-- About this task --
Copy out, from the entries below, each line that holds the string "true".

[Component data from apps and pages]

────────

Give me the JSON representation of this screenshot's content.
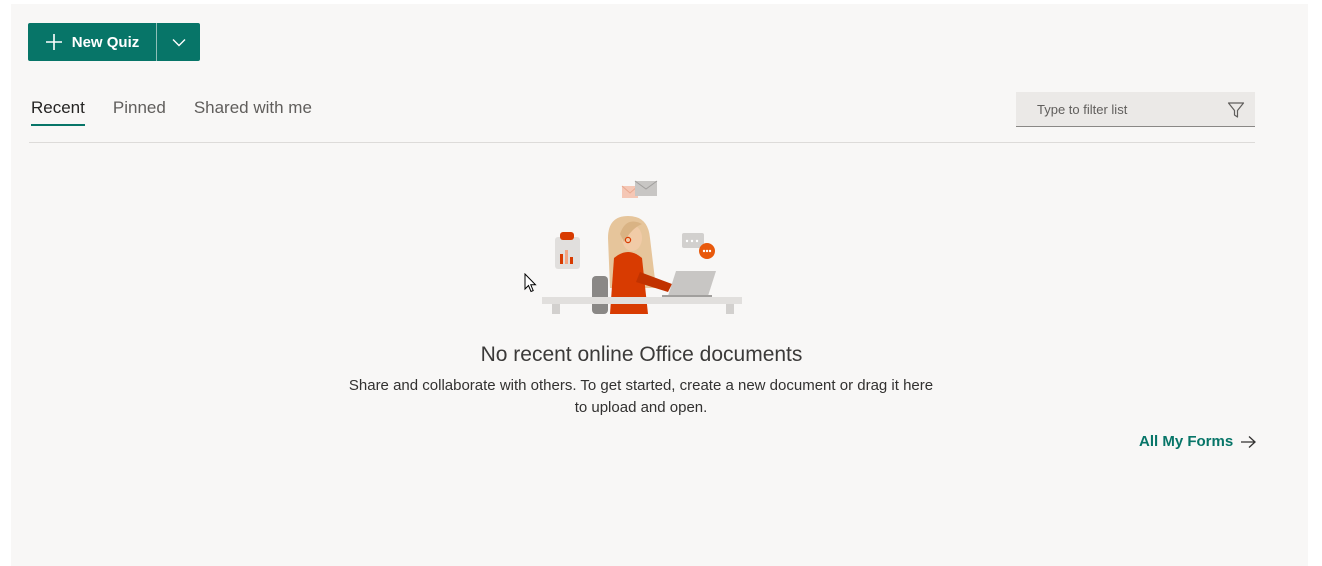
{
  "toolbar": {
    "new_button_label": "New Quiz",
    "accent_color": "#077568"
  },
  "tabs": [
    {
      "label": "Recent",
      "active": true
    },
    {
      "label": "Pinned",
      "active": false
    },
    {
      "label": "Shared with me",
      "active": false
    }
  ],
  "filter": {
    "placeholder": "Type to filter list",
    "value": "",
    "icon": "filter-icon"
  },
  "empty_state": {
    "title": "No recent online Office documents",
    "line1": "Share and collaborate with others. To get started, create a new document or drag it here",
    "line2": "to upload and open."
  },
  "footer_link": {
    "label": "All My Forms",
    "icon": "arrow-right-icon"
  }
}
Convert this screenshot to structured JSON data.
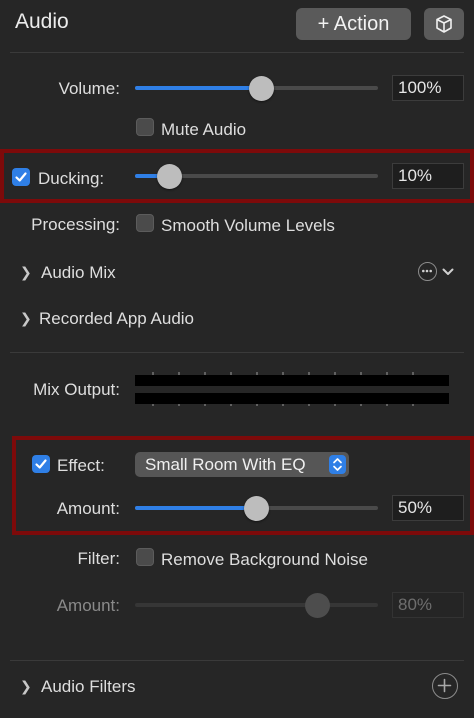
{
  "header": {
    "title": "Audio",
    "action_label": "+ Action"
  },
  "volume": {
    "label": "Volume:",
    "value_text": "100%",
    "level": 0.52
  },
  "mute": {
    "label": "Mute Audio",
    "checked": false
  },
  "ducking": {
    "label": "Ducking:",
    "checked": true,
    "value_text": "10%",
    "level": 0.14
  },
  "processing": {
    "label": "Processing:",
    "option_label": "Smooth Volume Levels",
    "checked": false
  },
  "audio_mix": {
    "label": "Audio Mix"
  },
  "recorded_app_audio": {
    "label": "Recorded App Audio"
  },
  "mix_output": {
    "label": "Mix Output:"
  },
  "effect": {
    "label": "Effect:",
    "checked": true,
    "selected": "Small Room With EQ",
    "amount_label": "Amount:",
    "amount_text": "50%",
    "level": 0.5
  },
  "filter": {
    "label": "Filter:",
    "option_label": "Remove Background Noise",
    "checked": false,
    "amount_label": "Amount:",
    "amount_text": "80%",
    "level": 0.75,
    "disabled": true
  },
  "audio_filters": {
    "label": "Audio Filters"
  },
  "colors": {
    "accent": "#2f7fe6",
    "highlight": "#7d0a0a",
    "background": "#262626"
  }
}
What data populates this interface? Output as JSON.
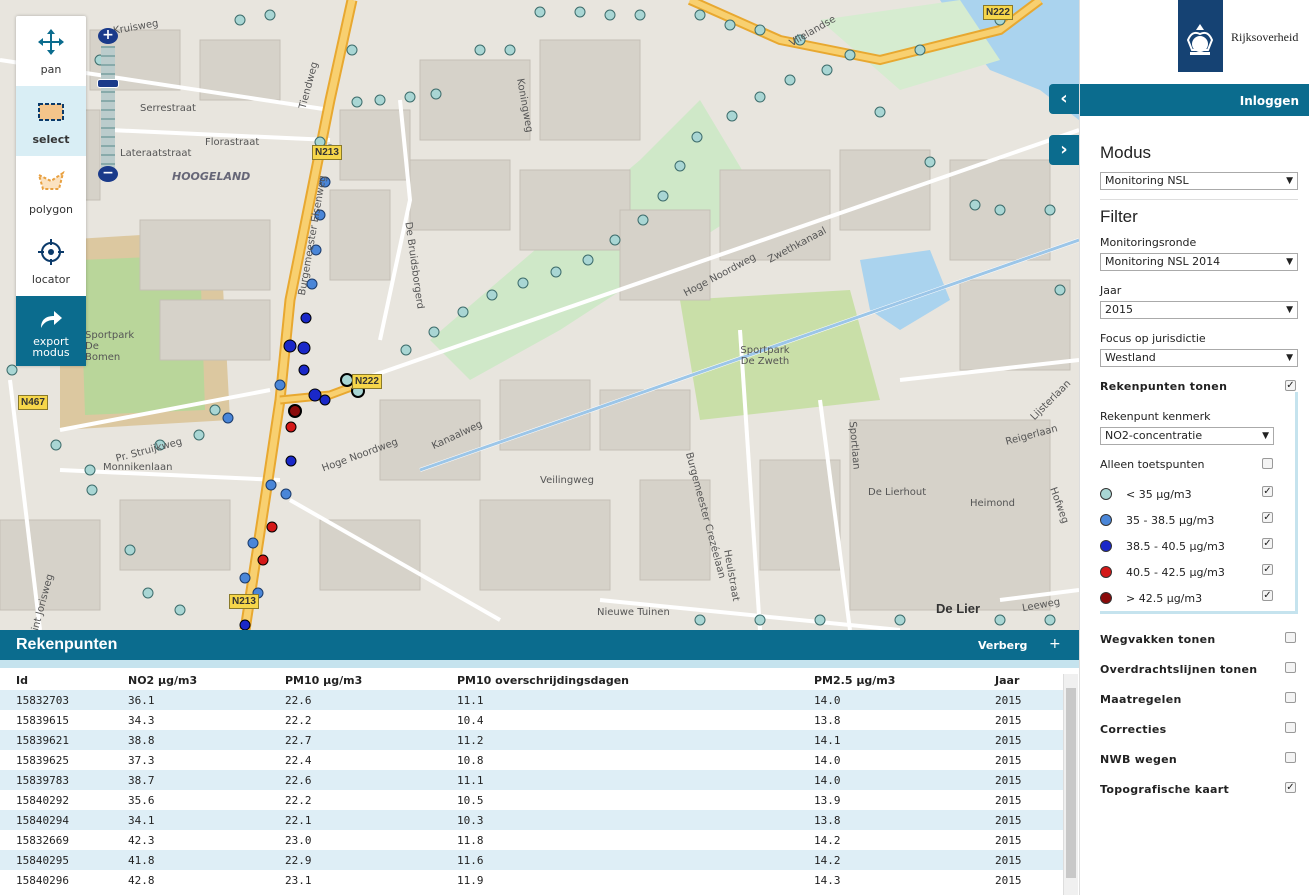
{
  "map": {
    "labels": [
      "Kruisweg",
      "Serrestraat",
      "Florastraat",
      "Lateraatstraat",
      "Tiendweg",
      "Koningweg",
      "Burgemeester Elsenweg",
      "De Bruidsborgerd",
      "Hoge Noordweg",
      "Zwethkanaal",
      "Kanaalweg",
      "Veilingweg",
      "Hoge Noordweg",
      "Monnikenlaan",
      "Pr. Struijkweg",
      "Sportpark De Bomen",
      "Sportpark De Zweth",
      "Burgemeester Crezéelaan",
      "Nieuwe Tuinen",
      "Heulstraat",
      "De Lierhout",
      "Sportlaan",
      "Hofweg",
      "Heimond",
      "Reigerlaan",
      "Lijsterlaan",
      "Vlielandse",
      "Leeweg",
      "Sint Jorisweg"
    ],
    "places": {
      "hoogeland": "HOOGELAND",
      "delier": "De Lier"
    },
    "signs": [
      "N222",
      "N213",
      "N222",
      "N467",
      "N213"
    ],
    "legend_colors": {
      "light": "#a9d6d4",
      "mid": "#4a86d8",
      "dark": "#1a28c8",
      "red": "#d41818",
      "darkred": "#8a0a0a"
    }
  },
  "toolbar": {
    "pan": "pan",
    "select": "select",
    "polygon": "polygon",
    "locator": "locator",
    "export": "export modus"
  },
  "panel": {
    "brand": "Rijksoverheid",
    "login": "Inloggen",
    "modus_title": "Modus",
    "modus_value": "Monitoring NSL",
    "filter_title": "Filter",
    "ronde_label": "Monitoringsronde",
    "ronde_value": "Monitoring NSL 2014",
    "jaar_label": "Jaar",
    "jaar_value": "2015",
    "focus_label": "Focus op jurisdictie",
    "focus_value": "Westland",
    "rekenpunten_label": "Rekenpunten tonen",
    "kenmerk_label": "Rekenpunt kenmerk",
    "kenmerk_value": "NO2-concentratie",
    "toets_label": "Alleen toetspunten",
    "legend": [
      {
        "label": "< 35 μg/m3",
        "color": "#a9d6d4"
      },
      {
        "label": "35 - 38.5 μg/m3",
        "color": "#4a86d8"
      },
      {
        "label": "38.5 - 40.5 μg/m3",
        "color": "#1a28c8"
      },
      {
        "label": "40.5 - 42.5 μg/m3",
        "color": "#d41818"
      },
      {
        "label": "> 42.5 μg/m3",
        "color": "#8a0a0a"
      }
    ],
    "layers": [
      "Wegvakken tonen",
      "Overdrachtslijnen tonen",
      "Maatregelen",
      "Correcties",
      "NWB wegen",
      "Topografische kaart"
    ]
  },
  "table": {
    "title": "Rekenpunten",
    "hide": "Verberg",
    "plus": "+",
    "headers": [
      "Id",
      "NO2 μg/m3",
      "PM10 μg/m3",
      "PM10 overschrijdingsdagen",
      "PM2.5 μg/m3",
      "Jaar"
    ],
    "rows": [
      [
        "15832703",
        "36.1",
        "22.6",
        "11.1",
        "14.0",
        "2015"
      ],
      [
        "15839615",
        "34.3",
        "22.2",
        "10.4",
        "13.8",
        "2015"
      ],
      [
        "15839621",
        "38.8",
        "22.7",
        "11.2",
        "14.1",
        "2015"
      ],
      [
        "15839625",
        "37.3",
        "22.4",
        "10.8",
        "14.0",
        "2015"
      ],
      [
        "15839783",
        "38.7",
        "22.6",
        "11.1",
        "14.0",
        "2015"
      ],
      [
        "15840292",
        "35.6",
        "22.2",
        "10.5",
        "13.9",
        "2015"
      ],
      [
        "15840294",
        "34.1",
        "22.1",
        "10.3",
        "13.8",
        "2015"
      ],
      [
        "15832669",
        "42.3",
        "23.0",
        "11.8",
        "14.2",
        "2015"
      ],
      [
        "15840295",
        "41.8",
        "22.9",
        "11.6",
        "14.2",
        "2015"
      ],
      [
        "15840296",
        "42.8",
        "23.1",
        "11.9",
        "14.3",
        "2015"
      ]
    ]
  }
}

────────

-- Response --
      "active": true
    "checked": true,
    "checked": true,
    "disabled": true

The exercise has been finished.